In single coils they are, perhaps, my favorite. They lend a great 50’s tone and I use them in several pickups, like the Black Watch or the Fab 50’s. They have a bell like chime in the highs and a very clear tone. The mids are wide and rich. 


Alnico IV is used and praised for it’s more balanced “EQ.” In tone it’s between Alnico II and V. The highs are “crispier” than Alnico II but not harsh. The lows are rounder than AV but tighter than AII. Alnico IV can sound fantastic in some guitars and not very good in others. It has a medium output and and, having a balanced EQ, allows the tone of the instrument to come through. I use them in my Cynic humbuckers

I don’t feel Alnico IV lends itself well to many single coil pickups but I use them in my Melancholia Tele pickups. Here they add some heft to the mids and give a punchier response. In these pickups Alnico IV give good tone for more rock oriented pickups but not so much for vintage applications.


I think Alnico V must be the most commonly used magnet in guitar pickups and is the strongest of the common magnets. It has higher “output,” more bite, pronounced treble sometimes described as “sharp, and tight lows. In a low wind pickup they are crispy and bright. In an overwound pickup they can be boomy and muddy. They come in my S.W.T.C. humbuckers which are hot and meant for rock, harder rock, and metal, where the lows of the Alnico V can offset the highs. They’re also the stock magnet for mini humbuckers, as they were originally. They are also used for a variety of P-90’s

In single coils they retain these same properties. In something like the Bully Breed they make a rocking set of strat pickups. In the Sweet 69’s they are degaussed slightly, lending all of these qualities but slightly tamed.


A really interesting magnet that I describe as something between Alnico II and Alnico V. It’s smoother and warmer than V with a little looser bottom but brighter than Alnico II. 


A warm, high output magnet with lots of mids and tamed treble. A firm low end like Alnico V but more output and warm like Alnico II or IV.


Alnico II Long: Scooped mids, chimey highs, vintage & “loose.”

Alnico II Short: The same as the long magnet but spankier.

Alnico III Long: Weaker than Alnico II but nice clarity and open, almost flute, like tones.

Alnico IV Long: Balanced EQ, tighter than Alnico II and rounder lows than Alnico V.

Alnico V Long Oriented: Accentuated mids, focused, tight low end and bright.

Alnico V Short Oriented:  Same as long Alnico V but fatter.

Alnico V Long Unoriented: Tight low end clarity and stronger mids.

Alnico V Long Unoriented: Less low end clarity than the long magnet but more treble and comparable mids.


I can appreciate that I sound cynical when discussing the marketing around magnets and pickups. But more important to me than cynicism is diligence. 
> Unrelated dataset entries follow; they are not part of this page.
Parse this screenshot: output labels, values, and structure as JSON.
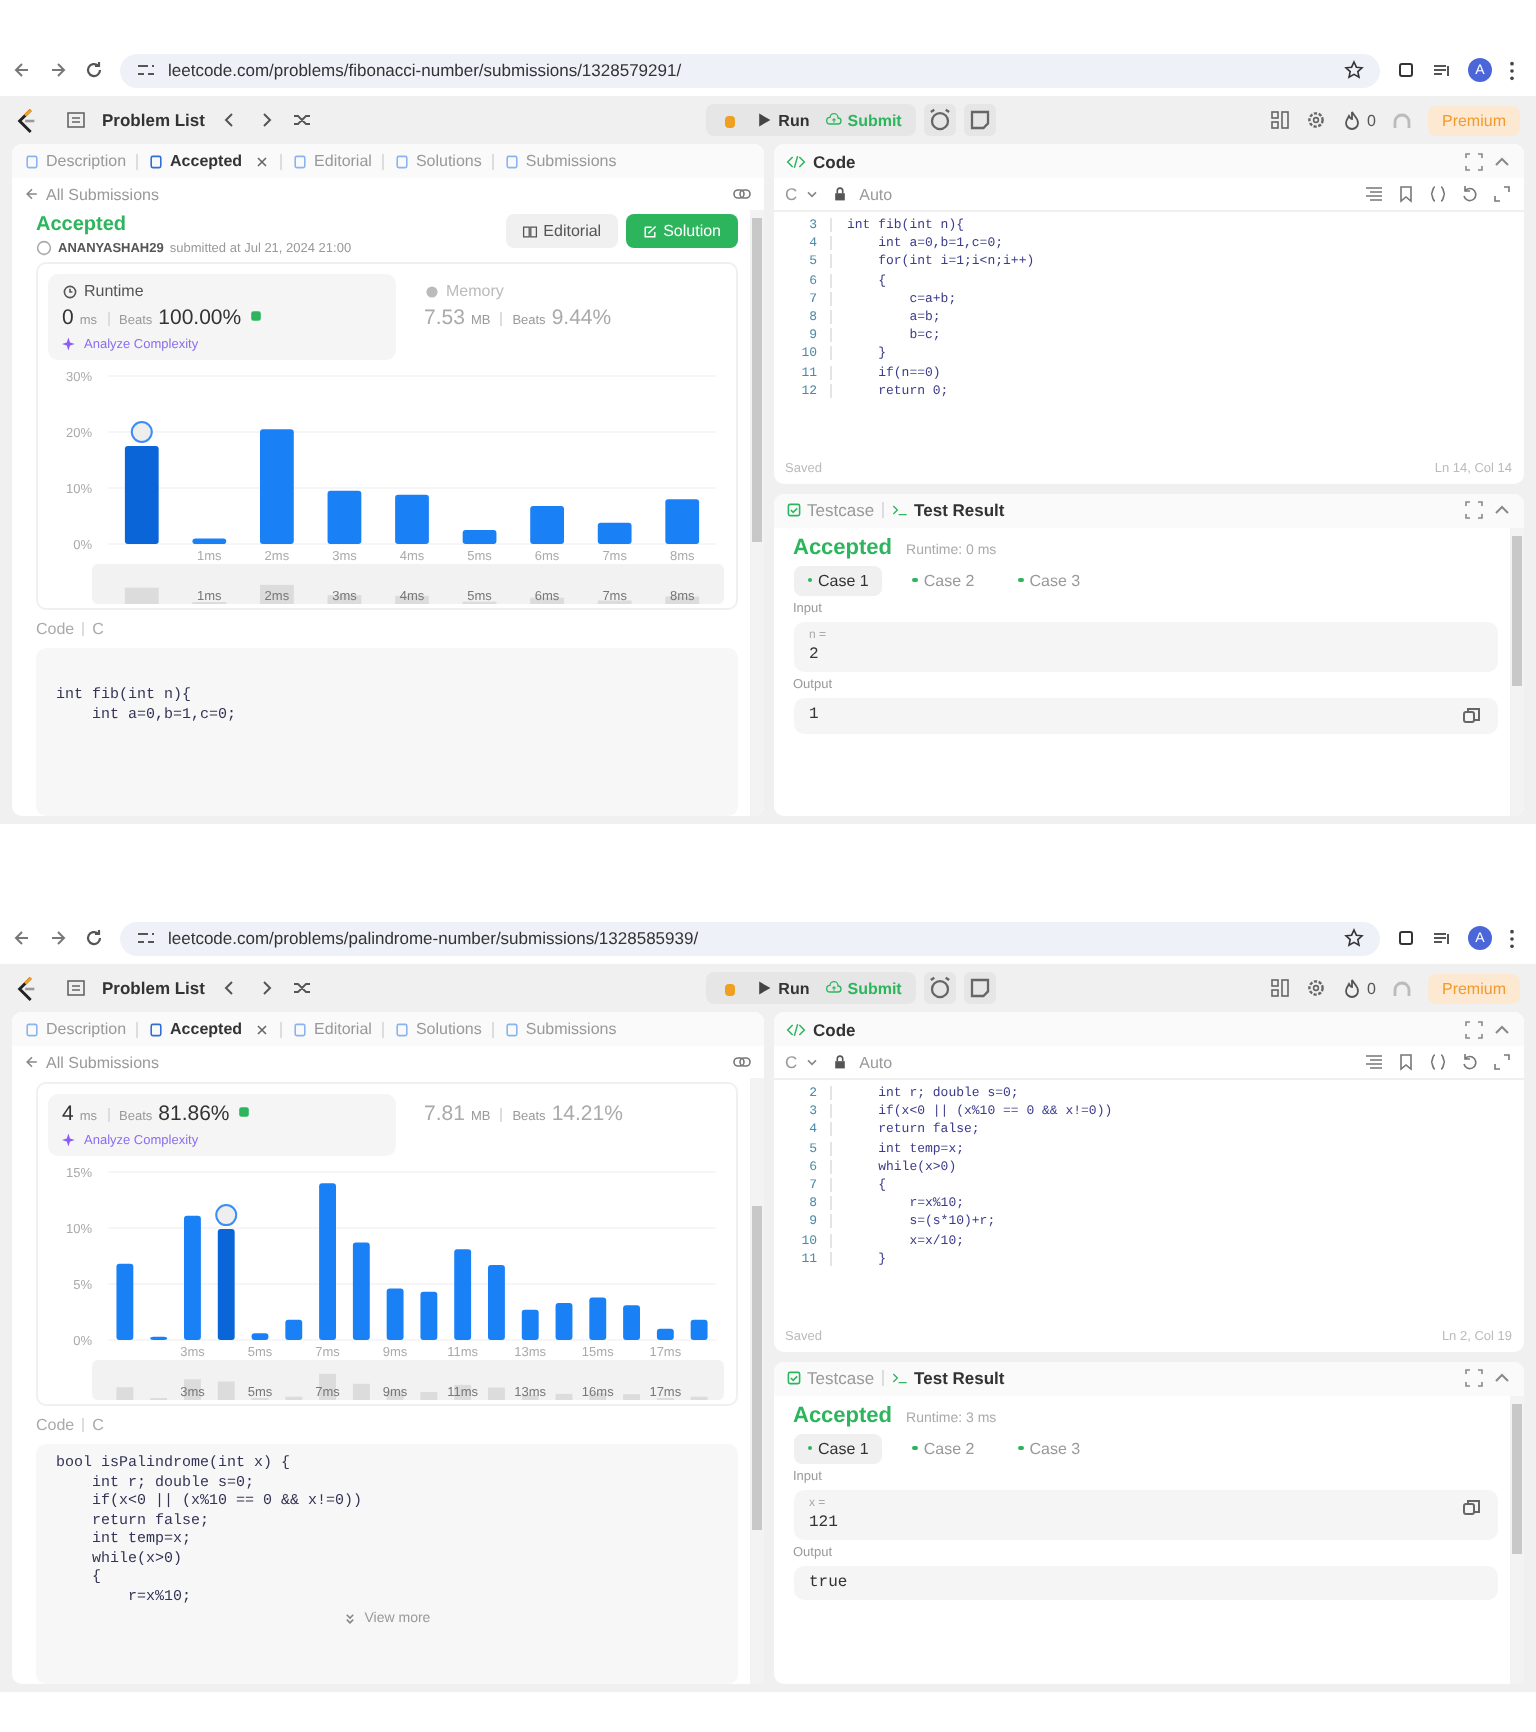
{
  "screens": [
    {
      "browser": {
        "url": "leetcode.com/problems/fibonacci-number/submissions/1328579291/",
        "profile_initial": "A"
      },
      "toolbar": {
        "problem_list": "Problem List",
        "run": "Run",
        "submit": "Submit",
        "coins": "0",
        "premium": "Premium"
      },
      "left_tabs": [
        {
          "label": "Description",
          "selected": false,
          "closable": false
        },
        {
          "label": "Accepted",
          "selected": true,
          "closable": true
        },
        {
          "label": "Editorial",
          "selected": false,
          "closable": false
        },
        {
          "label": "Solutions",
          "selected": false,
          "closable": false
        },
        {
          "label": "Submissions",
          "selected": false,
          "closable": false
        }
      ],
      "back_link": "All Submissions",
      "header": {
        "status": "Accepted",
        "user": "ANANYASHAH29",
        "submitted": "submitted at Jul 21, 2024 21:00",
        "editorial_button": "Editorial",
        "solution_button": "Solution"
      },
      "runtime": {
        "label": "Runtime",
        "value": "0",
        "unit": "ms",
        "beats_label": "Beats",
        "beats": "100.00%",
        "analyze": "Analyze Complexity"
      },
      "memory": {
        "label": "Memory",
        "value": "7.53",
        "unit": "MB",
        "beats_label": "Beats",
        "beats": "9.44%"
      },
      "submission_chart": {
        "bar_states": [
          {
            "selected": true
          },
          {
            "selected": false
          },
          {
            "selected": false
          },
          {
            "selected": false
          },
          {
            "selected": false
          },
          {
            "selected": false
          },
          {
            "selected": false
          },
          {
            "selected": false
          },
          {
            "selected": false
          }
        ],
        "chart_data": {
          "type": "bar",
          "x": [
            0,
            1,
            2,
            3,
            4,
            5,
            6,
            7,
            8
          ],
          "values": [
            17.5,
            1,
            20.5,
            9.5,
            8.8,
            2.5,
            6.8,
            3.8,
            8
          ],
          "xlim": [
            -0.5,
            8.5
          ],
          "ylim": [
            0,
            30
          ],
          "yticks": [
            {
              "value": 0,
              "label": "0%"
            },
            {
              "value": 10,
              "label": "10%"
            },
            {
              "value": 20,
              "label": "20%"
            },
            {
              "value": 30,
              "label": "30%"
            }
          ],
          "xticks": [
            {
              "value": 1,
              "label": "1ms"
            },
            {
              "value": 2,
              "label": "2ms"
            },
            {
              "value": 3,
              "label": "3ms"
            },
            {
              "value": 4,
              "label": "4ms"
            },
            {
              "value": 5,
              "label": "5ms"
            },
            {
              "value": 6,
              "label": "6ms"
            },
            {
              "value": 7,
              "label": "7ms"
            },
            {
              "value": 8,
              "label": "8ms"
            }
          ]
        },
        "navigator_labels": [
          "1ms",
          "2ms",
          "3ms",
          "4ms",
          "5ms",
          "6ms",
          "7ms",
          "8ms"
        ]
      },
      "code_section": {
        "label": "Code",
        "language": "C",
        "lines": [
          "int fib(int n){",
          "    int a=0,b=1,c=0;"
        ]
      },
      "editor": {
        "title": "Code",
        "language": "C",
        "mode": "Auto",
        "status": "Saved",
        "position": "Ln 14, Col 14",
        "lines": [
          {
            "number": "3",
            "text": "int fib(int n){"
          },
          {
            "number": "4",
            "text": "    int a=0,b=1,c=0;"
          },
          {
            "number": "5",
            "text": "    for(int i=1;i<n;i++)"
          },
          {
            "number": "6",
            "text": "    {"
          },
          {
            "number": "7",
            "text": "        c=a+b;"
          },
          {
            "number": "8",
            "text": "        a=b;"
          },
          {
            "number": "9",
            "text": "        b=c;"
          },
          {
            "number": "10",
            "text": "    }"
          },
          {
            "number": "11",
            "text": "    if(n==0)"
          },
          {
            "number": "12",
            "text": "    return 0;"
          }
        ]
      },
      "result_tabs": [
        {
          "label": "Testcase",
          "selected": false
        },
        {
          "label": "Test Result",
          "selected": true
        }
      ],
      "result": {
        "status": "Accepted",
        "runtime": "Runtime: 0 ms",
        "cases": [
          {
            "label": "Case 1",
            "selected": true
          },
          {
            "label": "Case 2",
            "selected": false
          },
          {
            "label": "Case 3",
            "selected": false
          }
        ],
        "input_label": "Input",
        "input_name": "n =",
        "input_value": "2",
        "output_label": "Output",
        "output_value": "1",
        "input_copy_button": false,
        "output_copy_button": true
      }
    },
    {
      "browser": {
        "url": "leetcode.com/problems/palindrome-number/submissions/1328585939/",
        "profile_initial": "A"
      },
      "toolbar": {
        "problem_list": "Problem List",
        "run": "Run",
        "submit": "Submit",
        "coins": "0",
        "premium": "Premium"
      },
      "left_tabs": [
        {
          "label": "Description",
          "selected": false,
          "closable": false
        },
        {
          "label": "Accepted",
          "selected": true,
          "closable": true
        },
        {
          "label": "Editorial",
          "selected": false,
          "closable": false
        },
        {
          "label": "Solutions",
          "selected": false,
          "closable": false
        },
        {
          "label": "Submissions",
          "selected": false,
          "closable": false
        }
      ],
      "back_link": "All Submissions",
      "runtime": {
        "value": "4",
        "unit": "ms",
        "beats_label": "Beats",
        "beats": "81.86%",
        "analyze": "Analyze Complexity"
      },
      "memory": {
        "value": "7.81",
        "unit": "MB",
        "beats_label": "Beats",
        "beats": "14.21%"
      },
      "submission_chart": {
        "bar_states": [
          {
            "selected": false
          },
          {
            "selected": false
          },
          {
            "selected": false
          },
          {
            "selected": true
          },
          {
            "selected": false
          },
          {
            "selected": false
          },
          {
            "selected": false
          },
          {
            "selected": false
          },
          {
            "selected": false
          },
          {
            "selected": false
          },
          {
            "selected": false
          },
          {
            "selected": false
          },
          {
            "selected": false
          },
          {
            "selected": false
          },
          {
            "selected": false
          },
          {
            "selected": false
          },
          {
            "selected": false
          },
          {
            "selected": false
          }
        ],
        "chart_data": {
          "type": "bar",
          "x": [
            1,
            2,
            3,
            4,
            5,
            6,
            7,
            8,
            9,
            10,
            11,
            12,
            13,
            14,
            15,
            16,
            17,
            18
          ],
          "values": [
            6.8,
            0.3,
            11.1,
            9.9,
            0.6,
            1.8,
            14,
            8.7,
            4.6,
            4.3,
            8.1,
            6.7,
            2.7,
            3.3,
            3.8,
            3.1,
            1,
            1.8
          ],
          "xlim": [
            0.5,
            18.5
          ],
          "ylim": [
            0,
            15
          ],
          "yticks": [
            {
              "value": 0,
              "label": "0%"
            },
            {
              "value": 5,
              "label": "5%"
            },
            {
              "value": 10,
              "label": "10%"
            },
            {
              "value": 15,
              "label": "15%"
            }
          ],
          "xticks": [
            {
              "value": 3,
              "label": "3ms"
            },
            {
              "value": 5,
              "label": "5ms"
            },
            {
              "value": 7,
              "label": "7ms"
            },
            {
              "value": 9,
              "label": "9ms"
            },
            {
              "value": 11,
              "label": "11ms"
            },
            {
              "value": 13,
              "label": "13ms"
            },
            {
              "value": 15,
              "label": "15ms"
            },
            {
              "value": 17,
              "label": "17ms"
            }
          ]
        },
        "navigator_labels": [
          "3ms",
          "5ms",
          "7ms",
          "9ms",
          "11ms",
          "13ms",
          "16ms",
          "17ms"
        ]
      },
      "code_section": {
        "label": "Code",
        "language": "C",
        "view_more": "View more",
        "lines": [
          "bool isPalindrome(int x) {",
          "    int r; double s=0;",
          "    if(x<0 || (x%10 == 0 && x!=0))",
          "    return false;",
          "    int temp=x;",
          "    while(x>0)",
          "    {",
          "        r=x%10;"
        ]
      },
      "editor": {
        "title": "Code",
        "language": "C",
        "mode": "Auto",
        "status": "Saved",
        "position": "Ln 2, Col 19",
        "lines": [
          {
            "number": "2",
            "text": "    int r; double s=0;"
          },
          {
            "number": "3",
            "text": "    if(x<0 || (x%10 == 0 && x!=0))"
          },
          {
            "number": "4",
            "text": "    return false;"
          },
          {
            "number": "5",
            "text": "    int temp=x;"
          },
          {
            "number": "6",
            "text": "    while(x>0)"
          },
          {
            "number": "7",
            "text": "    {"
          },
          {
            "number": "8",
            "text": "        r=x%10;"
          },
          {
            "number": "9",
            "text": "        s=(s*10)+r;"
          },
          {
            "number": "10",
            "text": "        x=x/10;"
          },
          {
            "number": "11",
            "text": "    }"
          }
        ]
      },
      "result_tabs": [
        {
          "label": "Testcase",
          "selected": false
        },
        {
          "label": "Test Result",
          "selected": true
        }
      ],
      "result": {
        "status": "Accepted",
        "runtime": "Runtime: 3 ms",
        "cases": [
          {
            "label": "Case 1",
            "selected": true
          },
          {
            "label": "Case 2",
            "selected": false
          },
          {
            "label": "Case 3",
            "selected": false
          }
        ],
        "input_label": "Input",
        "input_name": "x =",
        "input_value": "121",
        "output_label": "Output",
        "output_value": "true",
        "input_copy_button": true,
        "output_copy_button": false
      }
    }
  ]
}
You have probably come across a company that sells $400 or $500 humbuckers behind a very long and sometimes tall tale of vintage correct everything and special winders and special alloys derived from the metallurgical examination of many original PAF bar magnets.  And maybe some part of this story is true and maybe some of it is not but ultimately it is unimportant. It’s what has to be done to sell anything, and it is especially what has to be done to convince someone that paying $400 or $500 for pickups is totally reasonable. 

What is important is that a well made pickup, regardless of how special the magnet is, will knock your socks off.